Ocular dermoids seem to occur spontaneously; however, in the Birman breed, a multifactorial mode of inheritance with a threshold phenomenon has been proposed.4 Independent of the true underlying etiology, variations in dermoid size can be seen.18 Additionally, concurrent ocular abnormalities may exist.19 For example, Koch described a case series of three Burmese cats that all had an incomplete lateral canthus, minimal dermoid formation and accessory lacrimal gland swelling.18 Similarly, Christmas reported on the diagnosis and surgical correction of congenital ocular and nasal dermoids and third eyelid gland prolapse in related Burmese kittens.20 Alternatively, a single dermoid can also involve multiple locations on a single eye.
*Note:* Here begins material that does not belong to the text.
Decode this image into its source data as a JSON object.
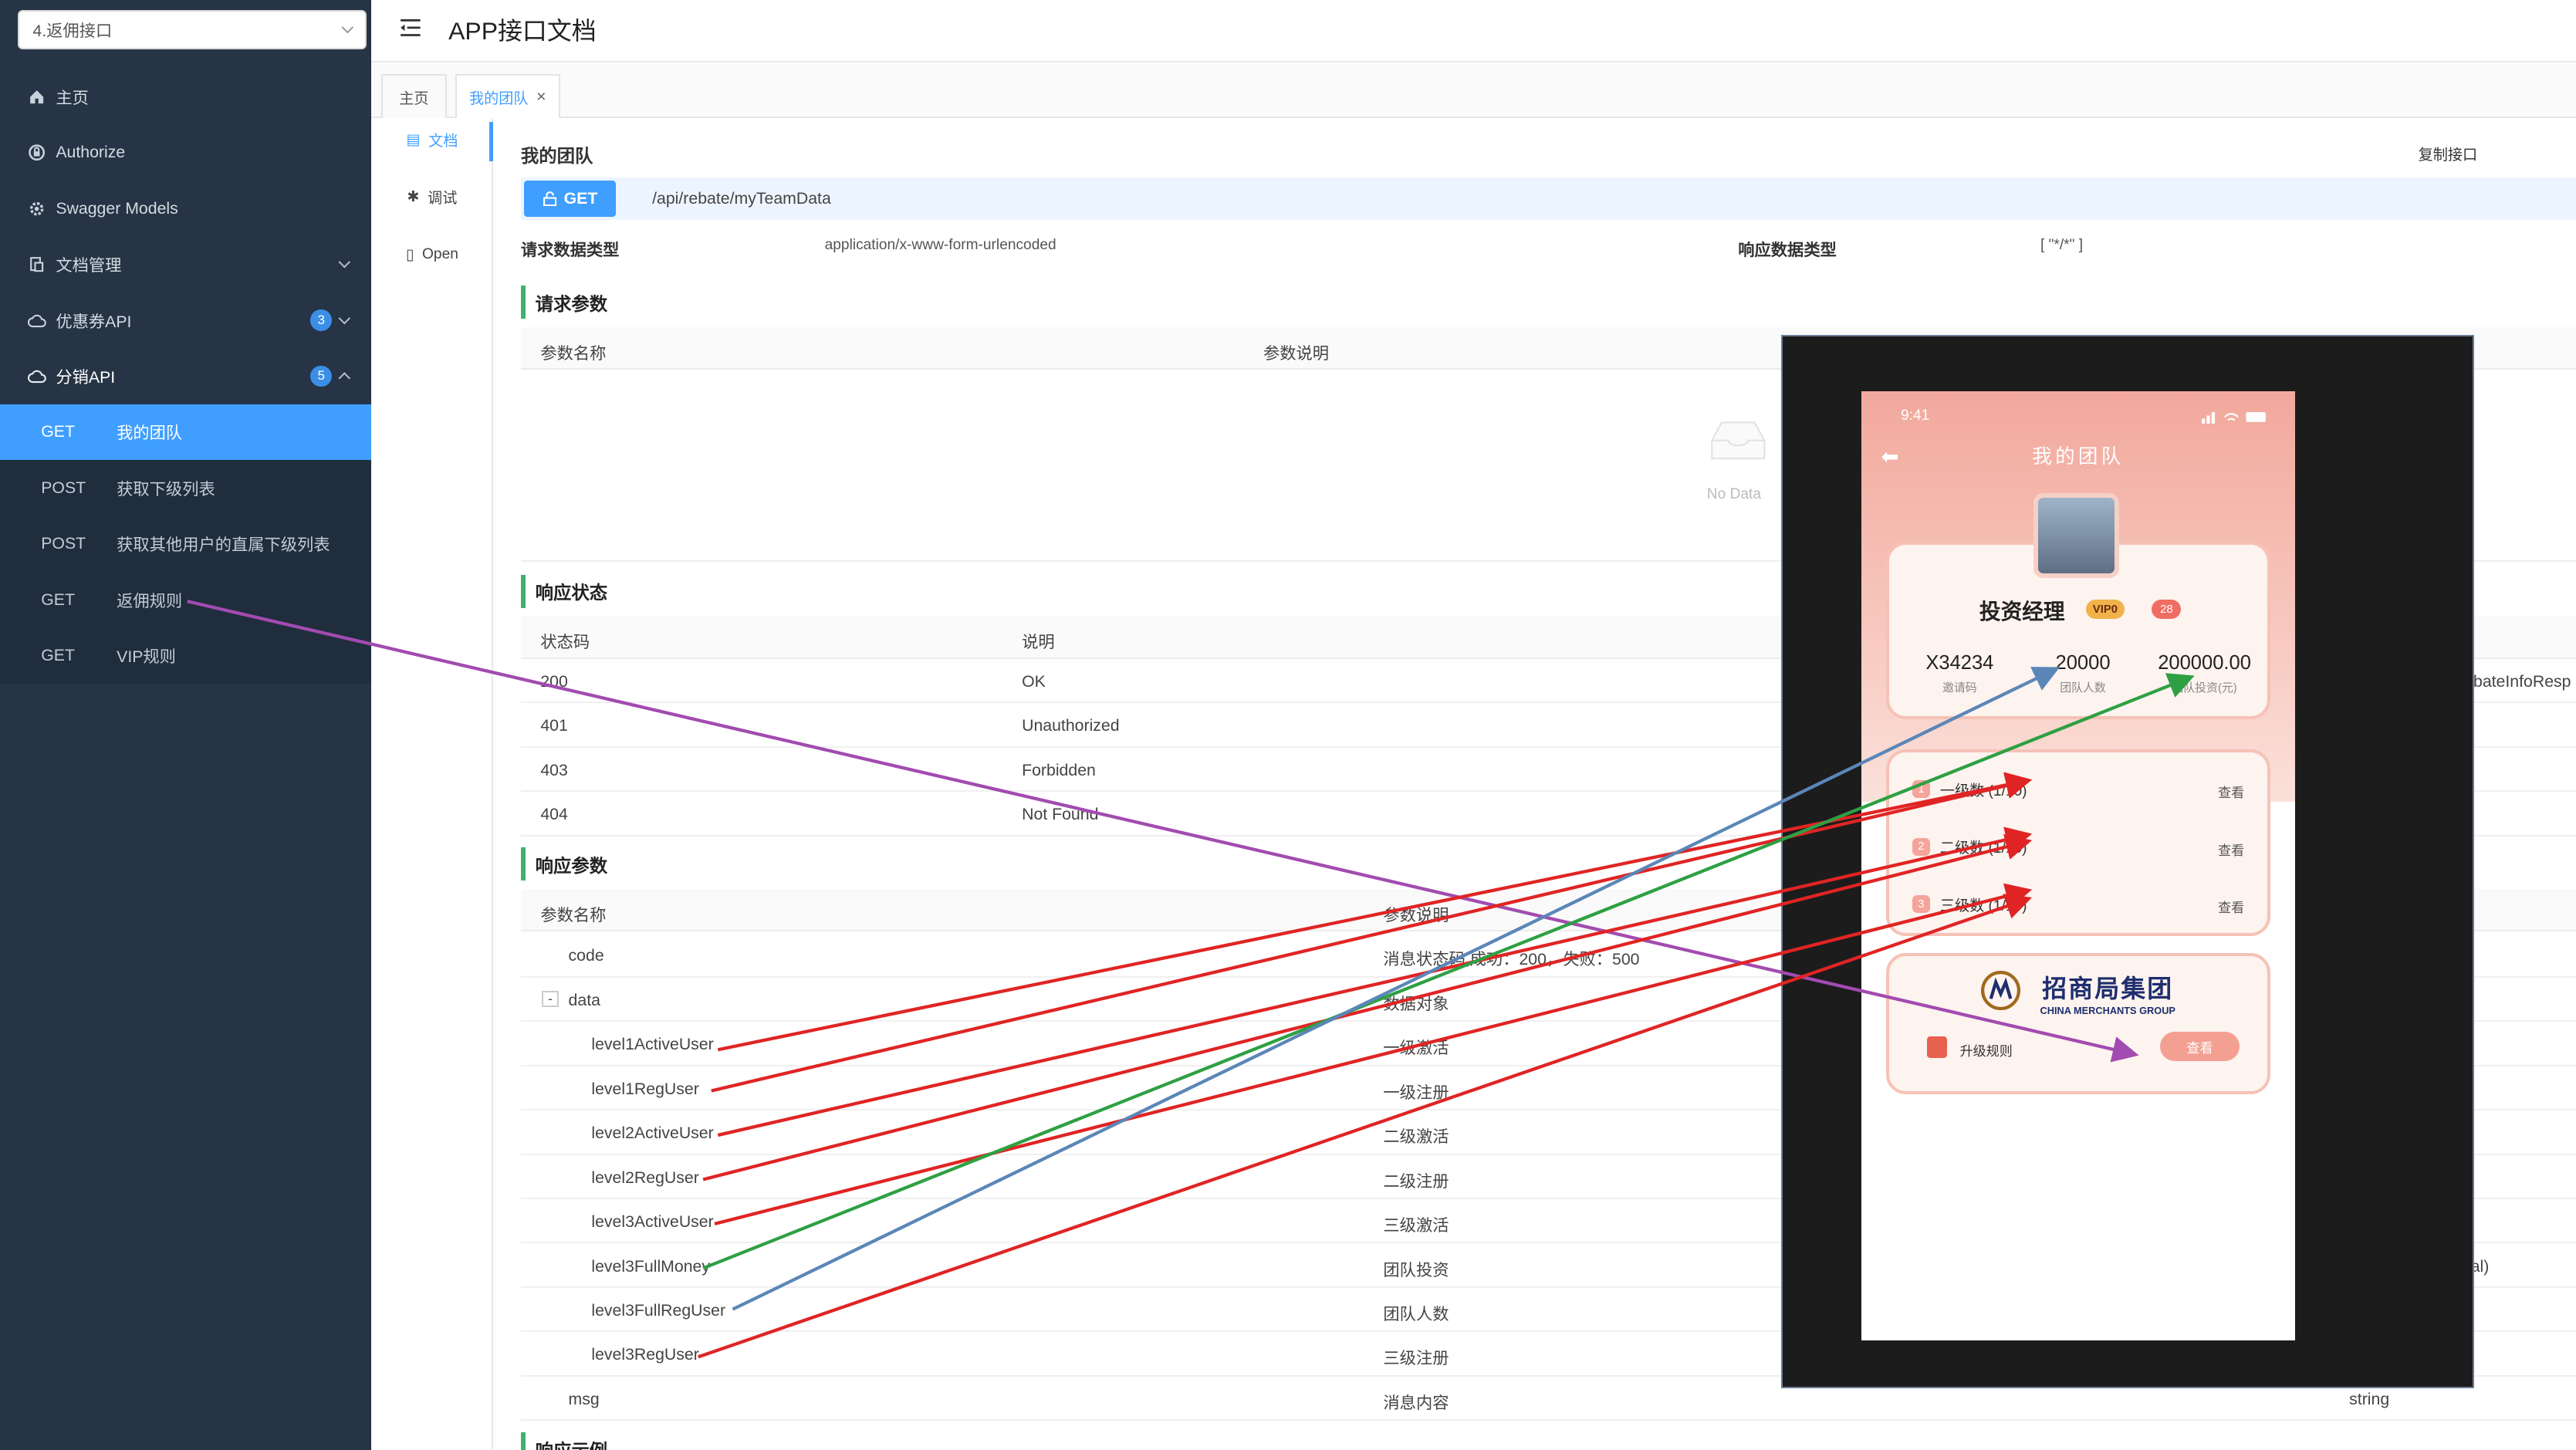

Carter and Himes described a cat with an epibulbar dermoid that involved the sclera, bulbar conjunctiva, and temporal aspect of the left eye and upper eyelid.16 Interestingly, the cat also had a small conjunctival dermoid present at the corresponding position of the other eye.
An ocular dermoid that contains hairs can result in irritation of surrounding tissue, leading to epiphora, conjunctival and corneal inflammation, and corneal ulceration.21 It is recommended to remove a dermoid surgically when these clinical signs are seen as a means to provide comfort and prevent permanent changes to the ocular tissues. One should also remove a dermoid if it is obstructing vision.1 In the case described, the abnormally located hairs were the cause of the superficial corneal ulcer and conjunctivitis diagnosed on initial examination. Surgical removal of the tissue by non-penetrating lamellar keratectomy resulted in resolution of the chronic irritation, allowing the cornea and surrounding tissues to heal with no corneal scarring. Owing to the potential sight-threatening complications associated with lamellar keratectomy (ie, delayed healing, infection, keratomalacia, inadvertent corneal perforation, bleeding and excessive corneal scarring), experience with microsurgical techniques and the ability to work well with magnification (ie, operating microscope) are necessary.
Corneal dermoids are rare in cats, and although they can result in significant discomfort and secondary complications, surgical removal is generally curative with a good visual outcome. Although previous reports of dermoids in cats exist, this is the first known description of a cat with a dorsally located corneal dermoid.
 Financial disclosure The authors received no financial support for the research, authorship, and/or publication of this article.
 Conflicts of interest The authors declared no potential conflicts of interest with respect to the research, authorship, and/or publication of this article.